Beef fajitas recipe
Fajitas have to be one of the flashiest Mexican dishes around. Beef, onions, and bell peppers are fried together and spiced with cumin and chili, then wrapped in soft flour tortillas. This brilliant beef fajitas with peppers and onions recipe comes together in a flash!
Chicken taquitos recipe
What do you eat when you’re not hungry enough to eat a whole taco? It’s time to reach for the taquitos. Slightly smaller than a taco, these rolled treats are crunchy and juicy in all the right ways. Pure white chicken breast is stewed in a special, spicy tomato sauce, then shredded. Each taquito is stuffed with a mixture of chicken and cheese and then deep fried until golden brown. Once you’re finished, stack them attractively on a platter and serve with sides like salsa, sour cream, and guacamole. These chicken taquitos will make the perfect appetizer platter for your next margarita night!
Mexican chili with sour cream and cheese recipe
Chili is a true Tex-mex classic, a celebration of all things beefy, tomatoey, and spicy. Beef is slow cooked in a thick tomato gravy, heavily spiced with chili and cumin. The key to this one is cooking it low and slow to give all of the flavors time to get to know each other in there. In fact, this is one of those special recipes that actually tastes better if you let it cool and sit in the fridge overnight and then reheat it the next day! Serve this delicious Mexican beef chili with cornbread for extra points.

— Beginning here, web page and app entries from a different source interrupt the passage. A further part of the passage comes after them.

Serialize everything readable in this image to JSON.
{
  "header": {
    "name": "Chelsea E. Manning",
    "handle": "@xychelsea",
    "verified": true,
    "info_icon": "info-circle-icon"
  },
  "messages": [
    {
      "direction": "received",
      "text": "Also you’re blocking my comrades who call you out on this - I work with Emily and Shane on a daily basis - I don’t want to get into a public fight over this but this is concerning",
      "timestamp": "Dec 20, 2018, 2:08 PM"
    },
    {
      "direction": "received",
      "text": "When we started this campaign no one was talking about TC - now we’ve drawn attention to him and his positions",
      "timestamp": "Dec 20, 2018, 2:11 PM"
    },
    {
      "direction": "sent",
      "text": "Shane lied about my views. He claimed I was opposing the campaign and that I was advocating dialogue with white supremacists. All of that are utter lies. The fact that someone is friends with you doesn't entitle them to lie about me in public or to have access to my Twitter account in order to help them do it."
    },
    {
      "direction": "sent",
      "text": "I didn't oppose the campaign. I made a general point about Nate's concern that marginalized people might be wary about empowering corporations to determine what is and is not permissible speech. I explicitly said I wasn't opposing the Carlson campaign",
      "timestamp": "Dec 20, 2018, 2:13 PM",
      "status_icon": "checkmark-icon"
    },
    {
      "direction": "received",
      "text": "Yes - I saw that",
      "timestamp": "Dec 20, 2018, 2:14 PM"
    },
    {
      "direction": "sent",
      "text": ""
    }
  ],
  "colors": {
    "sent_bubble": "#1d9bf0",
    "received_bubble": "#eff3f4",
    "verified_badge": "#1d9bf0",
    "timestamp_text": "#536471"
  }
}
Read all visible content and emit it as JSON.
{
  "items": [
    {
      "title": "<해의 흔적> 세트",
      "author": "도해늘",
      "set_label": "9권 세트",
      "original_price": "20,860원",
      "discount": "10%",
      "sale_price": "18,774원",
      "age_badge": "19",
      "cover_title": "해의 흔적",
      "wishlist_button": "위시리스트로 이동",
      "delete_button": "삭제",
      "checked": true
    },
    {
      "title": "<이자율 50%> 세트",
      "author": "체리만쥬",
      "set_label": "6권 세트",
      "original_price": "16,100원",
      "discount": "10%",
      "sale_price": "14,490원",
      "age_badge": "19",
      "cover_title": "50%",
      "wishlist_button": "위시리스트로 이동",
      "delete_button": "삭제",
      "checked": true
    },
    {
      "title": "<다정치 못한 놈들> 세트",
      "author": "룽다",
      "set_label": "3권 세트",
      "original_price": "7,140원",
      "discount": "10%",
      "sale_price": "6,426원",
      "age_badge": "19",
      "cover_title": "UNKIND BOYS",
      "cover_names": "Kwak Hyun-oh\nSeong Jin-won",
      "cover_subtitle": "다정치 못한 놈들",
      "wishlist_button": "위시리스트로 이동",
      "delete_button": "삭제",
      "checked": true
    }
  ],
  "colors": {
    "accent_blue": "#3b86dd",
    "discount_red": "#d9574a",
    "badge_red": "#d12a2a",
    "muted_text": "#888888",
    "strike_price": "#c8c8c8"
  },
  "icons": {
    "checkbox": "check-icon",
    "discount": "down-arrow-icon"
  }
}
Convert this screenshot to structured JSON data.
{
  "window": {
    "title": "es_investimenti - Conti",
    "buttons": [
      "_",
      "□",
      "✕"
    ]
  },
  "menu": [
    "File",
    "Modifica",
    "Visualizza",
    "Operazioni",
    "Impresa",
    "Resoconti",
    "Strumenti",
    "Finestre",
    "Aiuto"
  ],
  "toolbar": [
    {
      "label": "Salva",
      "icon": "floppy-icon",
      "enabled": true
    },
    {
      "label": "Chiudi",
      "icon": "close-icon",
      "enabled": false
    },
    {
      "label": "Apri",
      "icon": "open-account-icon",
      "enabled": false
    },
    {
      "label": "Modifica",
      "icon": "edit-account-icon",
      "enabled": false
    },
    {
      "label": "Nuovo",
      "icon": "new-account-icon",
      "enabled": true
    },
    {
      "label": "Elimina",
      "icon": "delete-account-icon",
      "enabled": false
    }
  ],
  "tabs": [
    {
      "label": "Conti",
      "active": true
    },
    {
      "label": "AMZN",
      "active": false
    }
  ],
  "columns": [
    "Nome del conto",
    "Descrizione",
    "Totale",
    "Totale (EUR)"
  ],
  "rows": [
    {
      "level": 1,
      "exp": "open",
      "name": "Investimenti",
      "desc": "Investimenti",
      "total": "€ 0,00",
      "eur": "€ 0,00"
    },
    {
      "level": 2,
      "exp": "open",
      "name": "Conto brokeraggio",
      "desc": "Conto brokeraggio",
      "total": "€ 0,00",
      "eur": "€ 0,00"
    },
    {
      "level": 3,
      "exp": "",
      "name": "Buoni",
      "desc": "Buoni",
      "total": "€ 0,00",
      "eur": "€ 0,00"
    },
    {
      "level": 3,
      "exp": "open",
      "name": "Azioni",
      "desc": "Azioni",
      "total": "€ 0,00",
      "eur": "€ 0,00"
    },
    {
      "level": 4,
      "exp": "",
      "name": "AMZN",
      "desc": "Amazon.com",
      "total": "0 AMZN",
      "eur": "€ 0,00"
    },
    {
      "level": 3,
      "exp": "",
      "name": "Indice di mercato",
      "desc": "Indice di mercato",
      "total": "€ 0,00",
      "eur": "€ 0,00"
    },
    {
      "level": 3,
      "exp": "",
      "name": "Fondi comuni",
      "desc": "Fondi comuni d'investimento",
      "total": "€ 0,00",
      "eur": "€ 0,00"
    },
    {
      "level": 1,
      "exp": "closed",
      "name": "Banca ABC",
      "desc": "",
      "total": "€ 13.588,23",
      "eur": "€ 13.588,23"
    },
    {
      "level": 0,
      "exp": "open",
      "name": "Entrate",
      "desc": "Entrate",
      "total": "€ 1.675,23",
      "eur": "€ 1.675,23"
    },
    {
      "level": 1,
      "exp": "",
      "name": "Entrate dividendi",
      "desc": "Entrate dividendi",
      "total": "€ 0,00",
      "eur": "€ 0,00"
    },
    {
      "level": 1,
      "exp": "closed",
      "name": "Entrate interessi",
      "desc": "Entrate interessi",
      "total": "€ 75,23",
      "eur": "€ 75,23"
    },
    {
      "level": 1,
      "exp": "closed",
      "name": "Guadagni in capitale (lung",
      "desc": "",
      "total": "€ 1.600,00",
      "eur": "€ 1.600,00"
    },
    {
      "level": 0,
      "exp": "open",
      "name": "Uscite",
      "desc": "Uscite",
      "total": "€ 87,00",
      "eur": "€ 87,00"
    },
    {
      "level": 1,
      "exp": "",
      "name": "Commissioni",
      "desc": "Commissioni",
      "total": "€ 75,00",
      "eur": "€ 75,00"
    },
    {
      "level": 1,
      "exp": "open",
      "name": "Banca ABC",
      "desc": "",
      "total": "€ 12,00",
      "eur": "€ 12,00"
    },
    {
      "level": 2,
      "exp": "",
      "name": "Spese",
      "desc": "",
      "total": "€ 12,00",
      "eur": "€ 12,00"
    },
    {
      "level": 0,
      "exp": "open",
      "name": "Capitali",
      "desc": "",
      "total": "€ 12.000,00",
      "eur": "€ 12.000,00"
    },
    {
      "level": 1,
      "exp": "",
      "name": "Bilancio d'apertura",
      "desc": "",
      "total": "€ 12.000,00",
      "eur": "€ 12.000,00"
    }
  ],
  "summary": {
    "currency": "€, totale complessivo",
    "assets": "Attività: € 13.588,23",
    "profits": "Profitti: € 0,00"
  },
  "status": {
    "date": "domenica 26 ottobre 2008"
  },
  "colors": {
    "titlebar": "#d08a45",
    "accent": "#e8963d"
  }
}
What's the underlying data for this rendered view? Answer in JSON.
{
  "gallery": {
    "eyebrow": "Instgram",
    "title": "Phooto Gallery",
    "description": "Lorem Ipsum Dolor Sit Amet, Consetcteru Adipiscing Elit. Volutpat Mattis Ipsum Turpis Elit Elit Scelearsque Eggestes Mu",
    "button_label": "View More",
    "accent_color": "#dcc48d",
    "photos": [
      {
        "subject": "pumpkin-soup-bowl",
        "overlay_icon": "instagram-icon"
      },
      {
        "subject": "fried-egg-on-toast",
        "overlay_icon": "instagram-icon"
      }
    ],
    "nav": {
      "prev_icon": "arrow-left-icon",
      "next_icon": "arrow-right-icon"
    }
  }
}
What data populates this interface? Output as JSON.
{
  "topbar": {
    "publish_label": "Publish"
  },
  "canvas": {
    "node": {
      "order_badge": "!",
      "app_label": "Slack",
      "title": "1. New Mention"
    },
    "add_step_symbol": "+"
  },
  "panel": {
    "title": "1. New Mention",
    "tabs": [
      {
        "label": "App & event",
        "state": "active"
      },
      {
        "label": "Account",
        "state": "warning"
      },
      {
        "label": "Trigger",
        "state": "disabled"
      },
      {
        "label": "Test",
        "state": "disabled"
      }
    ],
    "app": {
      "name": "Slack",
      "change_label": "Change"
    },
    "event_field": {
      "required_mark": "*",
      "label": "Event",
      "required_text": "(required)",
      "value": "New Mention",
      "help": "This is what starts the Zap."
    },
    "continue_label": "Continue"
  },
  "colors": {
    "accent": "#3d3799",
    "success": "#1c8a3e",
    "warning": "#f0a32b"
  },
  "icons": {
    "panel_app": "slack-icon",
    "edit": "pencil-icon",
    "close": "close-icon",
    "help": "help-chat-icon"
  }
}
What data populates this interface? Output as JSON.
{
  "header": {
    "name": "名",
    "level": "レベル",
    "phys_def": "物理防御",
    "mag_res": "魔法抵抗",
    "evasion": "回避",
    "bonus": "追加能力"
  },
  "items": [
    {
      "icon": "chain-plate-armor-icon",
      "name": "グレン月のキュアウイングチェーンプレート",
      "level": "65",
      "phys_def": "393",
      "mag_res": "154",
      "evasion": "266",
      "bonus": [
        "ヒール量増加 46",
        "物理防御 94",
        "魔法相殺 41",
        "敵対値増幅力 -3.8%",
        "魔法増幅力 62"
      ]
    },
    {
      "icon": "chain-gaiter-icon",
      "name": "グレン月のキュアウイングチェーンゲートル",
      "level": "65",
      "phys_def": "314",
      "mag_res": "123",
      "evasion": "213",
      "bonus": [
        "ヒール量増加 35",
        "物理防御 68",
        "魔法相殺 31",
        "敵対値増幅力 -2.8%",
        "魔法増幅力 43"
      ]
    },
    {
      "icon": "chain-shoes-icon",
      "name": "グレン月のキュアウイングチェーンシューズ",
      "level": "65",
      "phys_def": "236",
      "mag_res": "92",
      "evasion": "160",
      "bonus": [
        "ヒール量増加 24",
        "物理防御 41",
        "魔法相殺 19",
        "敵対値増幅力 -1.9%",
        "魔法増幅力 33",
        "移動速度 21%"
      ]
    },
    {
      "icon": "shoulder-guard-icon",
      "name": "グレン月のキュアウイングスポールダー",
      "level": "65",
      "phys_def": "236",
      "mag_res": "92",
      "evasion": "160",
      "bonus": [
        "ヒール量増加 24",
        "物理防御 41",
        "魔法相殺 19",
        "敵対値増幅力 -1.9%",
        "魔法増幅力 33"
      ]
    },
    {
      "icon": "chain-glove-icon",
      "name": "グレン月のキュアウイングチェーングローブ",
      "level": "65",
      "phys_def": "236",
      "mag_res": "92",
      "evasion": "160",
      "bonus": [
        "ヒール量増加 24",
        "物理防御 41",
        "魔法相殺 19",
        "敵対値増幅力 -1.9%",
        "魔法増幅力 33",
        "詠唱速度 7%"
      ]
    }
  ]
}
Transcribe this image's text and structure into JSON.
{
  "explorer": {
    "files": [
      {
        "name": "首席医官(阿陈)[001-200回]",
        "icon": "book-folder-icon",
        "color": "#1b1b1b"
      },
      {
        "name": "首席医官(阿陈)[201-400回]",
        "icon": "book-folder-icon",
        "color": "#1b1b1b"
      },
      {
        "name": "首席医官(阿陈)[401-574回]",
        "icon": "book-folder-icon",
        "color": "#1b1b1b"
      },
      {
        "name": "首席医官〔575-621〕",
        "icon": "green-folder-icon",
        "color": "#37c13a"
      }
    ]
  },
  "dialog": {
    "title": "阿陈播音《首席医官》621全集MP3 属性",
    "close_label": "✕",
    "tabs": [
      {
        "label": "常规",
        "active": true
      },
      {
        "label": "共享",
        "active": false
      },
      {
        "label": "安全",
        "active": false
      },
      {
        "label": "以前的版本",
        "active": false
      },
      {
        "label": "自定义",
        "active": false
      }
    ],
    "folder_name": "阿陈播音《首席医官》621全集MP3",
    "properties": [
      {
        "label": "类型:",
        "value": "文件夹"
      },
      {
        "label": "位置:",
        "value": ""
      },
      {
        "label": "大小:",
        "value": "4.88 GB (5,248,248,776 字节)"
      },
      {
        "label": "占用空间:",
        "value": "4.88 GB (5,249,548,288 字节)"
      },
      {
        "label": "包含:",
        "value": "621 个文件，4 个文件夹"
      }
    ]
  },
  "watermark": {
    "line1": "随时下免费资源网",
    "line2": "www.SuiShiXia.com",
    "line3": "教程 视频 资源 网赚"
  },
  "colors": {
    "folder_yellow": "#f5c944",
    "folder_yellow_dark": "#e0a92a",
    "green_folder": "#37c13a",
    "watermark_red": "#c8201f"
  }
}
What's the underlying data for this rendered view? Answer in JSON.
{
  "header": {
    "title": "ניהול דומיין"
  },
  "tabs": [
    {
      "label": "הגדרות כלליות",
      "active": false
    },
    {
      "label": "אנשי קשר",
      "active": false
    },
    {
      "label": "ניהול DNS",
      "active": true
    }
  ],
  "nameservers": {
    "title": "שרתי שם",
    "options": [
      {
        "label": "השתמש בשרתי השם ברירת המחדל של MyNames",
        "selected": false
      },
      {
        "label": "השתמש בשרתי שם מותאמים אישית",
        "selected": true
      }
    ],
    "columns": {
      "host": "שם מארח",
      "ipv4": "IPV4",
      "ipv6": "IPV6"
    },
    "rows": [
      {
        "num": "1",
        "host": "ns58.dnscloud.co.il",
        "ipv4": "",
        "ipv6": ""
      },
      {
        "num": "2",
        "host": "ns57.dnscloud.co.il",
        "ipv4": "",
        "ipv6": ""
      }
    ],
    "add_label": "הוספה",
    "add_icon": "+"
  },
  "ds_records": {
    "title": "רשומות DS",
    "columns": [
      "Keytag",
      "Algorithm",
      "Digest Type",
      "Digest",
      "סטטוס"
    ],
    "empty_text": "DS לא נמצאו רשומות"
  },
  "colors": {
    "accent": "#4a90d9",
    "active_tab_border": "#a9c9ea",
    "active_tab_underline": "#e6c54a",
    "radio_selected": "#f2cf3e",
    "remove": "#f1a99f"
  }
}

Mexican beef empanadas recipe
Empanadas look a little bit like the apple pies that you can buy at McDonald’s. But in Latin America, empanadas are full of meat! These mexican meat pies are actually related to Cornish pasties, and their origin story is quite fascinating: a hundred years ago, the Mexican government invited a group of Cornish miners to exploit a prominent silver vein in the Mexican central highlands. The Cornish miners decided that they found the climate agreeable (they were coming from Cornwall, after all), and made the decision to stay in Mexico. Anyway, fast forward to today, and these Mexican beef empanadas are yours to enjoy.